• WHAT IS NEEDED
Could you filter the records below and return each line that holds "location"?

• DATA FOR THIS EXERCISE
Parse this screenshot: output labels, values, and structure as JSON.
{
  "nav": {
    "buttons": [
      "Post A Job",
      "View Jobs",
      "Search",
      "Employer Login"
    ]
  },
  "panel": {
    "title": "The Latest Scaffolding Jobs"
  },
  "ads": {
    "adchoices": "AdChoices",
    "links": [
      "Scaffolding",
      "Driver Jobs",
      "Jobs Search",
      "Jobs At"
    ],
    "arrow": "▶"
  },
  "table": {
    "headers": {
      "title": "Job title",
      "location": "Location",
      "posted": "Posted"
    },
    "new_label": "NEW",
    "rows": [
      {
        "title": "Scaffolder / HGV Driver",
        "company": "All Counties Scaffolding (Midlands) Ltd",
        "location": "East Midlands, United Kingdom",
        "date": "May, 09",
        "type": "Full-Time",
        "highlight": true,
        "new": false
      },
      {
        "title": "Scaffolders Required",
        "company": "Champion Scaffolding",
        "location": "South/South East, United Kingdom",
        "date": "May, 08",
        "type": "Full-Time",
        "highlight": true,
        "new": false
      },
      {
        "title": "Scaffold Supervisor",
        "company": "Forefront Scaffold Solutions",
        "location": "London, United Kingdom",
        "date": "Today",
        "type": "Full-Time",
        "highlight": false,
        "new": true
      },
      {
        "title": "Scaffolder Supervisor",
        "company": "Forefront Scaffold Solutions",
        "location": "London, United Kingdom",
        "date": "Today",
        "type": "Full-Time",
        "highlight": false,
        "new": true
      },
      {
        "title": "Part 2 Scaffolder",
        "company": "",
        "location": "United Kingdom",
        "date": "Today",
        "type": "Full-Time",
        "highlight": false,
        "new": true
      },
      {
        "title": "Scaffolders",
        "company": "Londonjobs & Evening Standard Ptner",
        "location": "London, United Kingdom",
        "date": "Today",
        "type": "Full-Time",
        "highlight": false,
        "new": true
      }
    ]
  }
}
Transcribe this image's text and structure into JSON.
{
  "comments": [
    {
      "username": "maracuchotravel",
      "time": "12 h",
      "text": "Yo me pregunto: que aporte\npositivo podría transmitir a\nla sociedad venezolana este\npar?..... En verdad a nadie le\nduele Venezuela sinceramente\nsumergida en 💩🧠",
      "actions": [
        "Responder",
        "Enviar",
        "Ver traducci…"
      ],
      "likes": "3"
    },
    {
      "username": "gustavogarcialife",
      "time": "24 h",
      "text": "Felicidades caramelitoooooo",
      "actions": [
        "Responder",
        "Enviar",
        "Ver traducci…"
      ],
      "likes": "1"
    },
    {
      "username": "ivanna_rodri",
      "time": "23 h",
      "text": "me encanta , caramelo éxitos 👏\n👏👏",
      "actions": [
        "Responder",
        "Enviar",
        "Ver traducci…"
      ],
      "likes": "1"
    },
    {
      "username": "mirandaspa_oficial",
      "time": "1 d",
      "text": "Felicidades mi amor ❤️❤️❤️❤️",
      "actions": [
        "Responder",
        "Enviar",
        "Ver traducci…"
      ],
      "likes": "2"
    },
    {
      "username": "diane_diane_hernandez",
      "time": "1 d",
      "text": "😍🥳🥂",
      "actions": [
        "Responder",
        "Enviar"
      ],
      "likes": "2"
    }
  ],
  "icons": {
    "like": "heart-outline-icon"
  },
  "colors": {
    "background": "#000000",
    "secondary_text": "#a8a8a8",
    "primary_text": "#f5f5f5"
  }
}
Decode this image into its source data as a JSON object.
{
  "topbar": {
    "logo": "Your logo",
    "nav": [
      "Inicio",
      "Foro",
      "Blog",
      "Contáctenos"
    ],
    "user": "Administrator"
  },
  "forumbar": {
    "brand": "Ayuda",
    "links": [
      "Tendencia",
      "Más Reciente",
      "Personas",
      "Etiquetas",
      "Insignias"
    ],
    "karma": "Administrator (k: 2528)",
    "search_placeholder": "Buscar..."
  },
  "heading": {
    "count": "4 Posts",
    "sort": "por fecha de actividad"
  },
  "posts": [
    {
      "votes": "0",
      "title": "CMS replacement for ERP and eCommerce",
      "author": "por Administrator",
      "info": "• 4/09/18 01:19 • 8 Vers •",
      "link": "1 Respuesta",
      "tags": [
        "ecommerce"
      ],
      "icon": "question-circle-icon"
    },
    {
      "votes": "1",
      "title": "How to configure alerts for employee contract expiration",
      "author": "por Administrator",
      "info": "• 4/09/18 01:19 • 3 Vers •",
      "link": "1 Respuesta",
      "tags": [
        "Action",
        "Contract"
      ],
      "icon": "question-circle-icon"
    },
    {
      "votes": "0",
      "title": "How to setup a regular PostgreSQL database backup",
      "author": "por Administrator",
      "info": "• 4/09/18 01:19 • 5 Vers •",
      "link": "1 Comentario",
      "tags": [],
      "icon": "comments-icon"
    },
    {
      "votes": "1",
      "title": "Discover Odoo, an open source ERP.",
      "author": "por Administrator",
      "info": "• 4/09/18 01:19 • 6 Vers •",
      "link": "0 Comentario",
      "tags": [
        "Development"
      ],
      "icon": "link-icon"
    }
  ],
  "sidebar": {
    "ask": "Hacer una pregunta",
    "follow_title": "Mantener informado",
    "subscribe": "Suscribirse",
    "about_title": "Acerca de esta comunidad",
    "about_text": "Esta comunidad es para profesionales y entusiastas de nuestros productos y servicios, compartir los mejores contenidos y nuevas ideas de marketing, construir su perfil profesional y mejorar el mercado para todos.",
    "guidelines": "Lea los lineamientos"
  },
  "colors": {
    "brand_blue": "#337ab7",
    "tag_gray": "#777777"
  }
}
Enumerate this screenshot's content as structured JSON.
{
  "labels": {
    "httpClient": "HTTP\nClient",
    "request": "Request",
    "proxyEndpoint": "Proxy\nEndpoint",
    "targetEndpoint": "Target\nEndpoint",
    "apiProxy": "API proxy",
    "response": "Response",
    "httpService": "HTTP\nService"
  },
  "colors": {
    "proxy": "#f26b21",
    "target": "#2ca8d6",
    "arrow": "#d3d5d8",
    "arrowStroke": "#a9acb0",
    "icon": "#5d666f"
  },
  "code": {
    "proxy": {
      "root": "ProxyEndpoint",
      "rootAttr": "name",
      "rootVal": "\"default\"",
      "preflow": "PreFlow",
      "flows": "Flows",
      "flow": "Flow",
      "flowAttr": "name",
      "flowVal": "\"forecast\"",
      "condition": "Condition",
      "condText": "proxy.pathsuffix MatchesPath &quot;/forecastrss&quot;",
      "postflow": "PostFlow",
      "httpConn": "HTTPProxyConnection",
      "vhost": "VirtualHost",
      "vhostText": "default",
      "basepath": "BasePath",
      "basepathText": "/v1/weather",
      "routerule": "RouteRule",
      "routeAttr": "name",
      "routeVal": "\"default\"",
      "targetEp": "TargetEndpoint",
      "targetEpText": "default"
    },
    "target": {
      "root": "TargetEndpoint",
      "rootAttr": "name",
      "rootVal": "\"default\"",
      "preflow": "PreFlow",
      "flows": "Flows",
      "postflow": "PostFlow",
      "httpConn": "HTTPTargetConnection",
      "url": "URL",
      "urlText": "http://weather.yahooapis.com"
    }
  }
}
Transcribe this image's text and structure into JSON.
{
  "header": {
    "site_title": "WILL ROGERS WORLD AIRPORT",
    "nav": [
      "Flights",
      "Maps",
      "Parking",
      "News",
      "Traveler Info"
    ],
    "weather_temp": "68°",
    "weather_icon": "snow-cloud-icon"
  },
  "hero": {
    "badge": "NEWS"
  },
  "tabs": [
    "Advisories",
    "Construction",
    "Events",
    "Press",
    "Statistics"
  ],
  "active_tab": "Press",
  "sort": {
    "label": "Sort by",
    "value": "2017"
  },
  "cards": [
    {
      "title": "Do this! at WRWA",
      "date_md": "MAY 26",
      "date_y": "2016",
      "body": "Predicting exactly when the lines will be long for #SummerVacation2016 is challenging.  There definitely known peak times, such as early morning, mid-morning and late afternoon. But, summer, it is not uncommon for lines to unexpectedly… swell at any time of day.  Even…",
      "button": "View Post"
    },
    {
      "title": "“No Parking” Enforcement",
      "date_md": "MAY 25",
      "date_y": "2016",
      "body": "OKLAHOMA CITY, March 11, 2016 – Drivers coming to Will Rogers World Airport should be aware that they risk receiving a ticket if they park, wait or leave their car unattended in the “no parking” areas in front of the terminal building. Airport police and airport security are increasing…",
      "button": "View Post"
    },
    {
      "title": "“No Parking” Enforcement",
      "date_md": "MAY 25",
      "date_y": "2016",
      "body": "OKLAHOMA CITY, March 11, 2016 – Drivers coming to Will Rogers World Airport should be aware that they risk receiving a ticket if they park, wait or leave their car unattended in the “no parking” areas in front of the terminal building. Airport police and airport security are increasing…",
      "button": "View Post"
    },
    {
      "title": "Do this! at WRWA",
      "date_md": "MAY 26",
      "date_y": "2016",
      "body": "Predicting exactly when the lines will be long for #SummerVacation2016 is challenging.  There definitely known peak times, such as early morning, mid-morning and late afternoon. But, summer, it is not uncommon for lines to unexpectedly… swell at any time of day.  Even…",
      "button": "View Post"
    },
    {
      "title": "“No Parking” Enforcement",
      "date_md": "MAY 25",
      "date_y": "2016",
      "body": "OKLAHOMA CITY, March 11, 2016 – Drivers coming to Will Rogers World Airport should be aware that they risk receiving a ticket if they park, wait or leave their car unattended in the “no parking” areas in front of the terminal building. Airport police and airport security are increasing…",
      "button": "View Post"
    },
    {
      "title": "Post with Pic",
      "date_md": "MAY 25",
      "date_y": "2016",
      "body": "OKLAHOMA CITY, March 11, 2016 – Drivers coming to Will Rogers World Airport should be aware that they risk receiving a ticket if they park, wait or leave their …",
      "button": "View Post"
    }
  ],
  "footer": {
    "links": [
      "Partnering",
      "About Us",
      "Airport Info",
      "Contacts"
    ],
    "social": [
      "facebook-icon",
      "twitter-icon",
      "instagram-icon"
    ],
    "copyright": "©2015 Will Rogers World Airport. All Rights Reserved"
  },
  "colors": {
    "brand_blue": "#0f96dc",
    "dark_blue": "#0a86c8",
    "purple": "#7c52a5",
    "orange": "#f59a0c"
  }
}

• OUTPUT OF THE EXERCISE
      "location": "Location",
        "location": "East Midlands, United Kingdom",
        "location": "South/South East, United Kingdom",
        "location": "London, United Kingdom",
        "location": "London, United Kingdom",
        "location": "United Kingdom",
        "location": "London, United Kingdom",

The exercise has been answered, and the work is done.